INSTRUCTIONS TO FOLLOW: The records below must be retyped exactly.
*** Opening of EXTRACTED ENTRIES ***
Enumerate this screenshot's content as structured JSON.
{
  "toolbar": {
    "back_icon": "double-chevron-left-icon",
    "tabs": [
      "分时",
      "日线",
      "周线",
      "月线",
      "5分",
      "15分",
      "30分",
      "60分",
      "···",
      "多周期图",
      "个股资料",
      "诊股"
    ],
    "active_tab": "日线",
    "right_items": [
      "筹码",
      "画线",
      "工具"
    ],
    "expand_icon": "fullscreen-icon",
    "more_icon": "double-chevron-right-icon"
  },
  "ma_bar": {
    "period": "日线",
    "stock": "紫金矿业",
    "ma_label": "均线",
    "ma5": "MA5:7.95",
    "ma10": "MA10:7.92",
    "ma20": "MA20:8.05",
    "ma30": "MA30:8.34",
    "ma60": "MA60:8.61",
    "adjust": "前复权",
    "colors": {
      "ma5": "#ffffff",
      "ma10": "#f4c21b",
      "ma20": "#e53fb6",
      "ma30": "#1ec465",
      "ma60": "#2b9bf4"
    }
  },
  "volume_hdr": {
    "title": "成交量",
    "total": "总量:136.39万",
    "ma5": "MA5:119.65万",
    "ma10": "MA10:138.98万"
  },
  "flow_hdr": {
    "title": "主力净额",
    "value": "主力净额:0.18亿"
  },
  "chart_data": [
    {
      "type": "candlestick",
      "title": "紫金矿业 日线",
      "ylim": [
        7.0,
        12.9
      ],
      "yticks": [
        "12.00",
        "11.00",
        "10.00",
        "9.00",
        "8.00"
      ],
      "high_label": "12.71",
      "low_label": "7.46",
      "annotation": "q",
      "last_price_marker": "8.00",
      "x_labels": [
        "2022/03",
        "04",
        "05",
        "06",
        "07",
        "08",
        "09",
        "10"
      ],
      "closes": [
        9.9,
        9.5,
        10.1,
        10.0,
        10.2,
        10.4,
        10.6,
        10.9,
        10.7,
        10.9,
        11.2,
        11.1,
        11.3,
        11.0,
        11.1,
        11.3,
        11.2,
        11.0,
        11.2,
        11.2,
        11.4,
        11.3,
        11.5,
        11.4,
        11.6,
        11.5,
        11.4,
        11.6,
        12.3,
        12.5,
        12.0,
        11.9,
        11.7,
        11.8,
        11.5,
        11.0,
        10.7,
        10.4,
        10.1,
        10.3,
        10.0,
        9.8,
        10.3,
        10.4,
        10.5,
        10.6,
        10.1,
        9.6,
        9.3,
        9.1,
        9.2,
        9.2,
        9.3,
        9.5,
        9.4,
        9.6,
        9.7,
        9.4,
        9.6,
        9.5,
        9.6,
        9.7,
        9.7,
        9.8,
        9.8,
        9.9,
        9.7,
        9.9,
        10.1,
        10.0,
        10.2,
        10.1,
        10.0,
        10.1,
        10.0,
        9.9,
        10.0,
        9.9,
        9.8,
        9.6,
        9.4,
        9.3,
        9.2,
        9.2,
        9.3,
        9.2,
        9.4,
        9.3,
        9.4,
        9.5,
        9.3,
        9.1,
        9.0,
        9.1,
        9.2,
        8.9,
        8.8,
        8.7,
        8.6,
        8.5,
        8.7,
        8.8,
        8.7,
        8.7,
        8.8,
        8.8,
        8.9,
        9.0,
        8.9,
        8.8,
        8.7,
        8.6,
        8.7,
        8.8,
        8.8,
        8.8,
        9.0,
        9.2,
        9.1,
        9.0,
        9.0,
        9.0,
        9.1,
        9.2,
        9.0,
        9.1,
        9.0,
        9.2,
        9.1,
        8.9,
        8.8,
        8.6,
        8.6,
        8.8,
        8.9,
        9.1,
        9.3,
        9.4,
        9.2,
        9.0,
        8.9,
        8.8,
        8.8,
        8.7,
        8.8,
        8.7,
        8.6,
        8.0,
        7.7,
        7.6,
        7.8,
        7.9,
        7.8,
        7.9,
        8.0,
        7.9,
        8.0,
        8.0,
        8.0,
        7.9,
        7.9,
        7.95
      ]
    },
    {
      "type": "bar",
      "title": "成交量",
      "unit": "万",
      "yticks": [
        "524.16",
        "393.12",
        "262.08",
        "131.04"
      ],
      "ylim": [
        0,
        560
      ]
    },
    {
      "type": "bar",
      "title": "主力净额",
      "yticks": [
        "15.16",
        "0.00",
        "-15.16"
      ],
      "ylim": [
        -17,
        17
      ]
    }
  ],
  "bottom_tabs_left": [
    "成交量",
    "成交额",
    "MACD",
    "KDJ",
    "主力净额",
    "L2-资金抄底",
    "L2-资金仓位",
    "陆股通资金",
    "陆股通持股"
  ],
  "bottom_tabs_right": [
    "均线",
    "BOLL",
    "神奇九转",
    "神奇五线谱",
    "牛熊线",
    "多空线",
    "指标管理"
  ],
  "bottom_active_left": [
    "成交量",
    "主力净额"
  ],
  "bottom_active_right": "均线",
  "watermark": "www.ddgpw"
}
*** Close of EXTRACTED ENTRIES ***
WRITTEN SOLUTION:
Enumerate this screenshot's content as structured JSON.
{
  "toolbar": {
    "back_icon": "double-chevron-left-icon",
    "tabs": [
      "分时",
      "日线",
      "周线",
      "月线",
      "5分",
      "15分",
      "30分",
      "60分",
      "···",
      "多周期图",
      "个股资料",
      "诊股"
    ],
    "active_tab": "日线",
    "right_items": [
      "筹码",
      "画线",
      "工具"
    ],
    "expand_icon": "fullscreen-icon",
    "more_icon": "double-chevron-right-icon"
  },
  "ma_bar": {
    "period": "日线",
    "stock": "紫金矿业",
    "ma_label": "均线",
    "ma5": "MA5:7.95",
    "ma10": "MA10:7.92",
    "ma20": "MA20:8.05",
    "ma30": "MA30:8.34",
    "ma60": "MA60:8.61",
    "adjust": "前复权",
    "colors": {
      "ma5": "#ffffff",
      "ma10": "#f4c21b",
      "ma20": "#e53fb6",
      "ma30": "#1ec465",
      "ma60": "#2b9bf4"
    }
  },
  "volume_hdr": {
    "title": "成交量",
    "total": "总量:136.39万",
    "ma5": "MA5:119.65万",
    "ma10": "MA10:138.98万"
  },
  "flow_hdr": {
    "title": "主力净额",
    "value": "主力净额:0.18亿"
  },
  "chart_data": [
    {
      "type": "candlestick",
      "title": "紫金矿业 日线",
      "ylim": [
        7.0,
        12.9
      ],
      "yticks": [
        "12.00",
        "11.00",
        "10.00",
        "9.00",
        "8.00"
      ],
      "high_label": "12.71",
      "low_label": "7.46",
      "annotation": "q",
      "last_price_marker": "8.00",
      "x_labels": [
        "2022/03",
        "04",
        "05",
        "06",
        "07",
        "08",
        "09",
        "10"
      ],
      "closes": [
        9.9,
        9.5,
        10.1,
        10.0,
        10.2,
        10.4,
        10.6,
        10.9,
        10.7,
        10.9,
        11.2,
        11.1,
        11.3,
        11.0,
        11.1,
        11.3,
        11.2,
        11.0,
        11.2,
        11.2,
        11.4,
        11.3,
        11.5,
        11.4,
        11.6,
        11.5,
        11.4,
        11.6,
        12.3,
        12.5,
        12.0,
        11.9,
        11.7,
        11.8,
        11.5,
        11.0,
        10.7,
        10.4,
        10.1,
        10.3,
        10.0,
        9.8,
        10.3,
        10.4,
        10.5,
        10.6,
        10.1,
        9.6,
        9.3,
        9.1,
        9.2,
        9.2,
        9.3,
        9.5,
        9.4,
        9.6,
        9.7,
        9.4,
        9.6,
        9.5,
        9.6,
        9.7,
        9.7,
        9.8,
        9.8,
        9.9,
        9.7,
        9.9,
        10.1,
        10.0,
        10.2,
        10.1,
        10.0,
        10.1,
        10.0,
        9.9,
        10.0,
        9.9,
        9.8,
        9.6,
        9.4,
        9.3,
        9.2,
        9.2,
        9.3,
        9.2,
        9.4,
        9.3,
        9.4,
        9.5,
        9.3,
        9.1,
        9.0,
        9.1,
        9.2,
        8.9,
        8.8,
        8.7,
        8.6,
        8.5,
        8.7,
        8.8,
        8.7,
        8.7,
        8.8,
        8.8,
        8.9,
        9.0,
        8.9,
        8.8,
        8.7,
        8.6,
        8.7,
        8.8,
        8.8,
        8.8,
        9.0,
        9.2,
        9.1,
        9.0,
        9.0,
        9.0,
        9.1,
        9.2,
        9.0,
        9.1,
        9.0,
        9.2,
        9.1,
        8.9,
        8.8,
        8.6,
        8.6,
        8.8,
        8.9,
        9.1,
        9.3,
        9.4,
        9.2,
        9.0,
        8.9,
        8.8,
        8.8,
        8.7,
        8.8,
        8.7,
        8.6,
        8.0,
        7.7,
        7.6,
        7.8,
        7.9,
        7.8,
        7.9,
        8.0,
        7.9,
        8.0,
        8.0,
        8.0,
        7.9,
        7.9,
        7.95
      ]
    },
    {
      "type": "bar",
      "title": "成交量",
      "unit": "万",
      "yticks": [
        "524.16",
        "393.12",
        "262.08",
        "131.04"
      ],
      "ylim": [
        0,
        560
      ]
    },
    {
      "type": "bar",
      "title": "主力净额",
      "yticks": [
        "15.16",
        "0.00",
        "-15.16"
      ],
      "ylim": [
        -17,
        17
      ]
    }
  ],
  "bottom_tabs_left": [
    "成交量",
    "成交额",
    "MACD",
    "KDJ",
    "主力净额",
    "L2-资金抄底",
    "L2-资金仓位",
    "陆股通资金",
    "陆股通持股"
  ],
  "bottom_tabs_right": [
    "均线",
    "BOLL",
    "神奇九转",
    "神奇五线谱",
    "牛熊线",
    "多空线",
    "指标管理"
  ],
  "bottom_active_left": [
    "成交量",
    "主力净额"
  ],
  "bottom_active_right": "均线",
  "watermark": "www.ddgpw"
}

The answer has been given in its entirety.